## Problem to solve
Below are the records; copy each line in which "this" can be found.

◇ ◇ ◇ ◇ ◇ ◇ ◇

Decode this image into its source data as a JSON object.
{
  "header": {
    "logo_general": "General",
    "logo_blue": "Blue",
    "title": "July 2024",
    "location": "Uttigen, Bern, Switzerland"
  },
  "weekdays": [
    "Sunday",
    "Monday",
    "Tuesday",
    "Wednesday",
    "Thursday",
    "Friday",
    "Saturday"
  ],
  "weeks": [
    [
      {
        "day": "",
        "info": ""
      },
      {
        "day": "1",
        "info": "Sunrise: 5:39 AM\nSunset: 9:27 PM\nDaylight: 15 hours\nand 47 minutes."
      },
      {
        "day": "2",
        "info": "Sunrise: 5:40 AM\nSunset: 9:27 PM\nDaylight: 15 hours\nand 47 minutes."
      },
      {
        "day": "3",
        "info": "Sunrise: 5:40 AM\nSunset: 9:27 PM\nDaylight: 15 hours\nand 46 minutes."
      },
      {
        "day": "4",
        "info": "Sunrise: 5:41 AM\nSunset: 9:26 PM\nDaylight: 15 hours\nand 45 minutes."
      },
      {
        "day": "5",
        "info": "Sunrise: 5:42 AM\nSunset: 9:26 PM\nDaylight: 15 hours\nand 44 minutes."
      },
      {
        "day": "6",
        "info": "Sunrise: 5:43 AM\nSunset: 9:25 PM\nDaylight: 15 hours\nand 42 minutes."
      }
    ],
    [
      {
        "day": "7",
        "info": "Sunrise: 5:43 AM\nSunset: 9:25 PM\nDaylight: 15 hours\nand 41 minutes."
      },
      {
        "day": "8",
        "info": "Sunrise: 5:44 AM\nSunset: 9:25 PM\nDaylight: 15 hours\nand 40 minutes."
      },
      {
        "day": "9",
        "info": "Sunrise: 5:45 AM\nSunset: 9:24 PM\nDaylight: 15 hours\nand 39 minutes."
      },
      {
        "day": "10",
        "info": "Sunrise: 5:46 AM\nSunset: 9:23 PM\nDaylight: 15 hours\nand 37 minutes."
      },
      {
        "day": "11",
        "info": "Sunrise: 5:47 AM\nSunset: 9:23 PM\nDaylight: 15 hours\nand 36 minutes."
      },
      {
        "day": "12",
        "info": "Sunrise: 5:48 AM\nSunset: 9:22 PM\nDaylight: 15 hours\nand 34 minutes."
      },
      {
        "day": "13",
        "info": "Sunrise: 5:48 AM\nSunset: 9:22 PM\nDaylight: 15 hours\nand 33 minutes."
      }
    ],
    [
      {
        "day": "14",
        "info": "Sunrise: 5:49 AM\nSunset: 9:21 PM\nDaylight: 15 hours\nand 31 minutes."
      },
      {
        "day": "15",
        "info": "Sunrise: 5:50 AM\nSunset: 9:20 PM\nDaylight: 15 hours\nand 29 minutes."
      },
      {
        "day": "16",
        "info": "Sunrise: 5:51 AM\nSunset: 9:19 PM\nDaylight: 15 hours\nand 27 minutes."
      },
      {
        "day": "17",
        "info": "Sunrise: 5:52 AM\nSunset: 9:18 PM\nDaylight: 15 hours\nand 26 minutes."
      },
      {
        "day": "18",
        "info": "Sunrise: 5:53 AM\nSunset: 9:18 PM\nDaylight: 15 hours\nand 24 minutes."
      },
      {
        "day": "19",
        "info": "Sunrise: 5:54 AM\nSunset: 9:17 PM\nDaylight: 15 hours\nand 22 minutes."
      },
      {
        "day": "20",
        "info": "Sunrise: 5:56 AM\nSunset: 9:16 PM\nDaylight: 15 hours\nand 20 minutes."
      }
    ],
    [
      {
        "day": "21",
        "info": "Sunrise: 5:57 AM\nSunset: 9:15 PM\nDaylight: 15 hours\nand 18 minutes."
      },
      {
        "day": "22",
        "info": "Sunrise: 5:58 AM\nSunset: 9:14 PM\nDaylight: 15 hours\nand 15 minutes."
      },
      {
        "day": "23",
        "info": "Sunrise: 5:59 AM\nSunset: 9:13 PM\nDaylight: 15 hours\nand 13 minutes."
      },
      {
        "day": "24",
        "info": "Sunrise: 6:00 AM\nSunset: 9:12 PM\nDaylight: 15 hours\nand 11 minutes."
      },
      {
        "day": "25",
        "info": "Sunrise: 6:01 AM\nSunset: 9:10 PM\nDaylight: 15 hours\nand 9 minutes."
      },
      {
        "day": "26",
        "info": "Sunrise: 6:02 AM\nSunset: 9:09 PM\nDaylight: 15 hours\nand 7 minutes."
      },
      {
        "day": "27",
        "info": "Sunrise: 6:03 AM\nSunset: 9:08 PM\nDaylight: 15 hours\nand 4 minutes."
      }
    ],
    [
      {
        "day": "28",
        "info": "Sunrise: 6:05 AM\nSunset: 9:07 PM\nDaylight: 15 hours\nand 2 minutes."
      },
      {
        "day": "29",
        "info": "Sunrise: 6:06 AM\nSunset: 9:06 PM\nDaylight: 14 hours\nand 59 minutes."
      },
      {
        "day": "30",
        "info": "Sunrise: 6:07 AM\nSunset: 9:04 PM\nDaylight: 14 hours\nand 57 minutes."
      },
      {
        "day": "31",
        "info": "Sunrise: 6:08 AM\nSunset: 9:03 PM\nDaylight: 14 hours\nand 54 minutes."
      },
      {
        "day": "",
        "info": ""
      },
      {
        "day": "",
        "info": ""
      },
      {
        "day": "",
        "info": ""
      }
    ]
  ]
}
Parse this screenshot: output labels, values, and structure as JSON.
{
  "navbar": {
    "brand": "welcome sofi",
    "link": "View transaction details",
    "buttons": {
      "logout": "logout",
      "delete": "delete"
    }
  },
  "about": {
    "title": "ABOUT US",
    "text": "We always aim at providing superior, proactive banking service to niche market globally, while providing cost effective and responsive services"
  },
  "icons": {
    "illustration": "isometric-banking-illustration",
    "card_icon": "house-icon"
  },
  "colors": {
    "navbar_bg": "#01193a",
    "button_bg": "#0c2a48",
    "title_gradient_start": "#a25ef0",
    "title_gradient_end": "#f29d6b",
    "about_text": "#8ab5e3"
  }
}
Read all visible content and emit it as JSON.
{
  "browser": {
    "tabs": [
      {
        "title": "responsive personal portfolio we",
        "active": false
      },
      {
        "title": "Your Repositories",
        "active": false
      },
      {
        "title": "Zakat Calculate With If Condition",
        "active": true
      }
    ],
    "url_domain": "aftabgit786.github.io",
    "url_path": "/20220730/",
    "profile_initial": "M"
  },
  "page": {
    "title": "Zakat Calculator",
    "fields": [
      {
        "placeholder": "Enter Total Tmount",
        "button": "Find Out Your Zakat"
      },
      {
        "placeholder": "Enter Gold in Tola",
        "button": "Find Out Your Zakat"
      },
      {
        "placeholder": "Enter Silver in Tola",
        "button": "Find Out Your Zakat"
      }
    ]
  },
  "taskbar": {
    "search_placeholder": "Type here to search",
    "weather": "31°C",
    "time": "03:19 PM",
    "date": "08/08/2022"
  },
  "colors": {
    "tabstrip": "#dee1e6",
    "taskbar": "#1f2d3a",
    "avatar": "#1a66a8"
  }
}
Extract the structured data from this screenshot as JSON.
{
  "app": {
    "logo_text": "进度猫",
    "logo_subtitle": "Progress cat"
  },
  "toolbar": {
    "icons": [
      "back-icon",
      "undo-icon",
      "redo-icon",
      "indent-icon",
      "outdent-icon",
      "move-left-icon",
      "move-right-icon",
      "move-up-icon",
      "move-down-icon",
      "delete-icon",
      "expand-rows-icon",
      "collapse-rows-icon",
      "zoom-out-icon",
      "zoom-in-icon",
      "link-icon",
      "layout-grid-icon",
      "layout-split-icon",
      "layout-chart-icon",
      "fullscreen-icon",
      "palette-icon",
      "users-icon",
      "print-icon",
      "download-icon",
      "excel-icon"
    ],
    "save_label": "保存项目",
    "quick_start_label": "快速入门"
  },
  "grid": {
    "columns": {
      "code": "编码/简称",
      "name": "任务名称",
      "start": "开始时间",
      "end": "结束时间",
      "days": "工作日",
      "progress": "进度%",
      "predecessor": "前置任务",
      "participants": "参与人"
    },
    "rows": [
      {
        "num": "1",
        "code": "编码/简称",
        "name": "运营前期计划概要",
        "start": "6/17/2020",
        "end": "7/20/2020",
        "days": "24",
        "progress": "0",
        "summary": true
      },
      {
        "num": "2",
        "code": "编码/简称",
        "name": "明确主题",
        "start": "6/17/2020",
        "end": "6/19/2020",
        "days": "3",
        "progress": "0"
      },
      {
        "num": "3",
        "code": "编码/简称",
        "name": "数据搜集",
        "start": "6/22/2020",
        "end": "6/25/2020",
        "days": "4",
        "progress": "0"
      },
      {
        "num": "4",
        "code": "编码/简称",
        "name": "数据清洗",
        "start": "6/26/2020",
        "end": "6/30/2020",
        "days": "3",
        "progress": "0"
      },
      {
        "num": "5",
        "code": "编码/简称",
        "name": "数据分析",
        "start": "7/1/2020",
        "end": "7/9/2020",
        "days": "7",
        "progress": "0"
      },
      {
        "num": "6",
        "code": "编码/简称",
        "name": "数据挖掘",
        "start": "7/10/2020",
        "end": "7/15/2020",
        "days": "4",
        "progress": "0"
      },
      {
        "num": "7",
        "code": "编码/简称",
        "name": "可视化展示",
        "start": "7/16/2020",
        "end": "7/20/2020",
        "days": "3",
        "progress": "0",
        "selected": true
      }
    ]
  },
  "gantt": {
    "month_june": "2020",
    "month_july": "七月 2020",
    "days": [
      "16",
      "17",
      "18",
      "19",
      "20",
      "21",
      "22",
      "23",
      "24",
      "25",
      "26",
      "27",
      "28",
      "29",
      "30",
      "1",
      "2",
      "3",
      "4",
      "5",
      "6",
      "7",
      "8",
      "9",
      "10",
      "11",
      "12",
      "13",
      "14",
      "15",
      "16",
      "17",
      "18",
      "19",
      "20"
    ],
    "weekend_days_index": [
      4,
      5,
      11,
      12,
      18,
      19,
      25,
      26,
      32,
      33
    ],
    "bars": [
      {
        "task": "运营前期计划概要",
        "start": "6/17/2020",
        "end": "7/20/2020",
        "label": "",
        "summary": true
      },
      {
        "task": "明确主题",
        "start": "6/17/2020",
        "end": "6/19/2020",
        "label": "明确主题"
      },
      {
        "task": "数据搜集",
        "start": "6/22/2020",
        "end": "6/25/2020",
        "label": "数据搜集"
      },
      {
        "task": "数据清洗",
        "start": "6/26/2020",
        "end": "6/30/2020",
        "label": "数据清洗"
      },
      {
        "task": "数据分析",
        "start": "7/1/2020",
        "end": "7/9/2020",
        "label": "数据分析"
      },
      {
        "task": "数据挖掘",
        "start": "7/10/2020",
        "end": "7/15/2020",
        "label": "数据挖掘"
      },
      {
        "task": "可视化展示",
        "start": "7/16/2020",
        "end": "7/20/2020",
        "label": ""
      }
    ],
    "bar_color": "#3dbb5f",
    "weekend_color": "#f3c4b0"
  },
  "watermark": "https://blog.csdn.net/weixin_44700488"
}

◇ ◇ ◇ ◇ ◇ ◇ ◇

## Response
Decode this image into its source data as a JSON object.
Parse this screenshot: output labels, values, and structure as JSON.
Extract the structured data from this screenshot as JSON.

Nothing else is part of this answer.